The US Supreme Court has dealt a major setback to the
grandparents' rights movement with a decision that makes it much
harder for them to obtain court-ordered visitation with their
Instead, the nation's highest court ruled that parents have a
constitutional right to raise their children free from undue
interference from grandparents and state judges.
The decision marks the first time the high court has ruled in a
case that implicates the overlapping and conflicting rights of
parents, grandparents, and children. It comes at a time when
traditional two-parent families are under siege with high rates of
divorce and an increasing number of US children being raised in
In essence, the ruling reaffirms that parental rights remain one
of the strongest pillars of American law.
"Every grandparent in the United States will listen and wonder,
'What if this were my grandchild and I wasn't being allowed to see
them?' " says Sandra Morgan Little, chairwoman of the American Bar
Association's family law section. "It also shows that family

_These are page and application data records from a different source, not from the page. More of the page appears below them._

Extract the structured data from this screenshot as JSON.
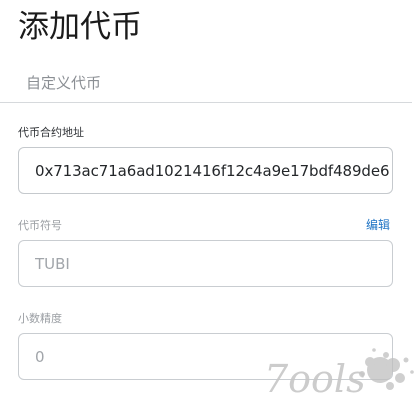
{
  "header": {
    "title": "添加代币"
  },
  "tabs": [
    {
      "label": "自定义代币"
    }
  ],
  "form": {
    "contract_address": {
      "label": "代币合约地址",
      "value": "0x713ac71a6ad1021416f12c4a9e17bdf489de6"
    },
    "symbol": {
      "label": "代币符号",
      "edit_label": "编辑",
      "value": "TUBI"
    },
    "decimals": {
      "label": "小数精度",
      "value": "0"
    }
  },
  "watermark": {
    "text": "7ools",
    "icon": "ink-splash"
  },
  "colors": {
    "link": "#1f74c4",
    "border": "#c5c9cd",
    "muted_text": "#9a9ea3"
  }
}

relationships ... do not fit well into the judicial system."
In a 6-to-3 decision announced yesterday, the high court decided
that while grandparents have important interests in participating in
the upbringing of their grandchildren, the ultimate decision on whom
visits with a child rests primarily with the child's parents.
"In an ideal world, parents might always seek to cultivate the
bonds between grandparents and their grandchildren," writes Justice
Sandra Day O'Connor in the majority opinion. "Needless to say,
however, our world is far from perfect, and in it, the decision
whether such an intergenerational relationship would be beneficial
... is for the parent to make."
In a dissent, Justice John Paul Stevens writes: "It seems clear
to me that the Due Process Clause of the 14th Amendment leaves room
for states to consider the impact on a child of possibly arbitrary
parental decisions that neither serve nor are motivated by the best
interests of the child."
The high court's ruling strikes down a Washington State law that
empowered judges to grant visitation rights to grandparents and
other third parties over a parent's objection.
The ruling does not strike down any other state grandparent
visitation laws, but it will have an impact on how existing
visitation laws in the other 49 states are enforced. In addition,
the decision does not define the precise scope of a parent's rights
in all visitation cases. Instead, the majority only struck down the
Washington State law which it found to be "breathtakingly broad."
The ruling marks a significant defeat to the growing
grandparents' rights movement and creates a legal roadblock to many
grandparents who feel they have no other recourse but to turn to the
courts to attempt to gain access to their grandchildren. …